End of the First Bulgarian EmpirePreslav, Bulgaria
Resistance continued for four more years under Gavril Radomir (r. 1014–1015) and Ivan Vladislav (r. 1015–1018) but after the demise of the latter during the siege of Dyrrhachium the nobility surrendered to Basil II and Bulgaria was annexed by the Byzantine Empire. The Bulgarian aristocracy kept its privileges, although many noblemen were transferred to Asia Minor, thus depriving the Bulgarians of their natural leaders.

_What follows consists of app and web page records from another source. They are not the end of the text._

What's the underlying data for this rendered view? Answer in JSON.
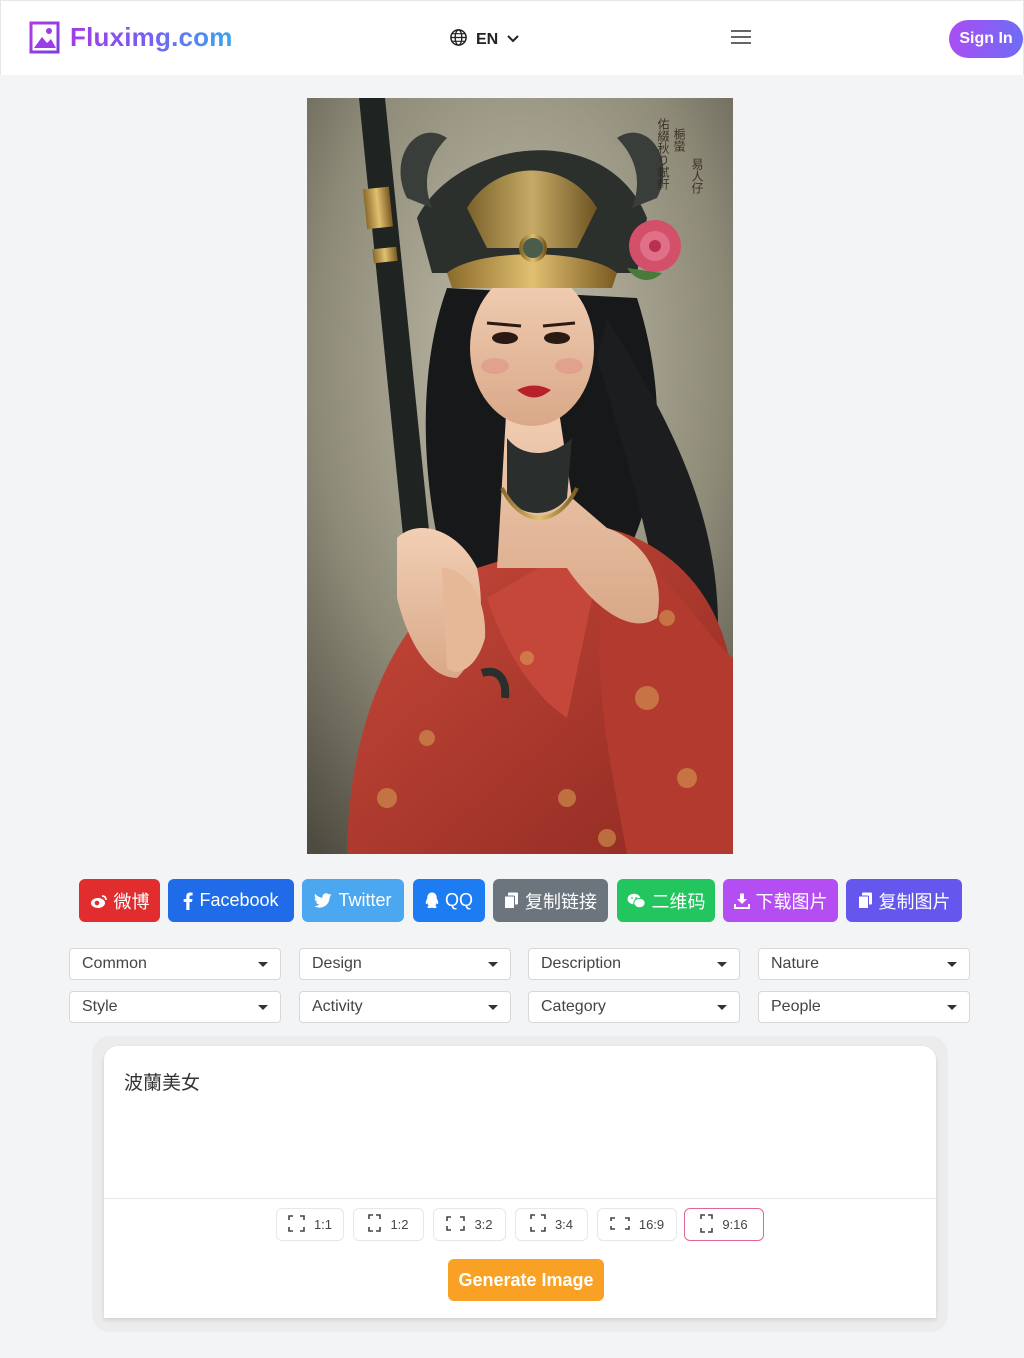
{
  "header": {
    "logo_text": "Fluximg.com",
    "language": "EN",
    "signin_label": "Sign In"
  },
  "share": {
    "weibo": "微博",
    "facebook": "Facebook",
    "twitter": "Twitter",
    "qq": "QQ",
    "copy_link": "复制链接",
    "qrcode": "二维码",
    "download": "下载图片",
    "copy_image": "复制图片"
  },
  "filters": [
    "Common",
    "Design",
    "Description",
    "Nature",
    "Style",
    "Activity",
    "Category",
    "People"
  ],
  "prompt": {
    "value": "波蘭美女"
  },
  "ratios": [
    "1:1",
    "1:2",
    "3:2",
    "3:4",
    "16:9",
    "9:16"
  ],
  "selected_ratio": "9:16",
  "generate_label": "Generate Image",
  "colors": {
    "weibo": "#e12d2d",
    "facebook": "#1f6be8",
    "twitter": "#4ba7ef",
    "qq": "#1e7cf2",
    "copy_link": "#6c757d",
    "qrcode": "#22c55e",
    "download": "#b44ef2",
    "copy_image": "#6556ee",
    "generate": "#f8a125"
  },
  "hero": {
    "alt": "portrait painting of a woman in red robe with ornate headdress holding a staff",
    "calligraphy": "梔蠻 易人仔 佑綴秋り軾軒"
  }
}
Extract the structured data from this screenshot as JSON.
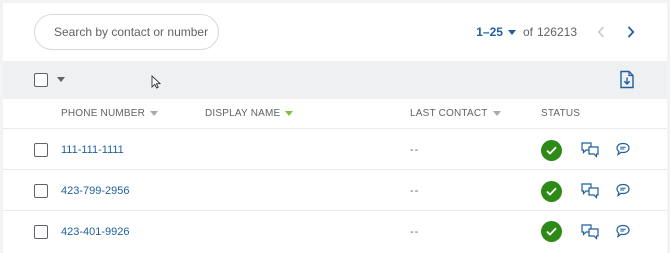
{
  "search": {
    "placeholder": "Search by contact or number"
  },
  "pagination": {
    "range": "1–25",
    "of": "of",
    "total": "126213"
  },
  "columns": {
    "phone_number": "PHONE NUMBER",
    "display_name": "DISPLAY NAME",
    "last_contact": "LAST CONTACT",
    "status": "STATUS"
  },
  "rows": [
    {
      "phone": "111-111-1111",
      "display_name": "",
      "last_contact": "--"
    },
    {
      "phone": "423-799-2956",
      "display_name": "",
      "last_contact": "--"
    },
    {
      "phone": "423-401-9926",
      "display_name": "",
      "last_contact": "--"
    }
  ],
  "colors": {
    "accent": "#1f5f9e",
    "status_ok": "#2e8a17",
    "sort_active": "#7cc242"
  },
  "icons": [
    "chevron-left-icon",
    "chevron-right-icon",
    "export-icon",
    "checkmark-icon",
    "conversation-icon",
    "message-icon",
    "mouse-pointer-icon"
  ]
}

Although the Bulgarian Patriarchate was demoted to an archbishopric it retained its sees and enjoyed a privileged autonomy.
The Serbs and the Croats were forced to acknowledge the supremacy of the Byzantine Emperor after 1018. The borders of the Byzantine Empire were restored to the Danube for the first time since the 7th century, allowing Byzantium to control the entire Balkan peninsula from the Danube to the Peloponnese and from the Adriatic Sea to the Black Sea.
Despite several major attempts at restoring its independence, Bulgaria remained under Byzantine rule until the brothers Asen and Peter liberated the country in 1185, establishing the Second Bulgarian Empire.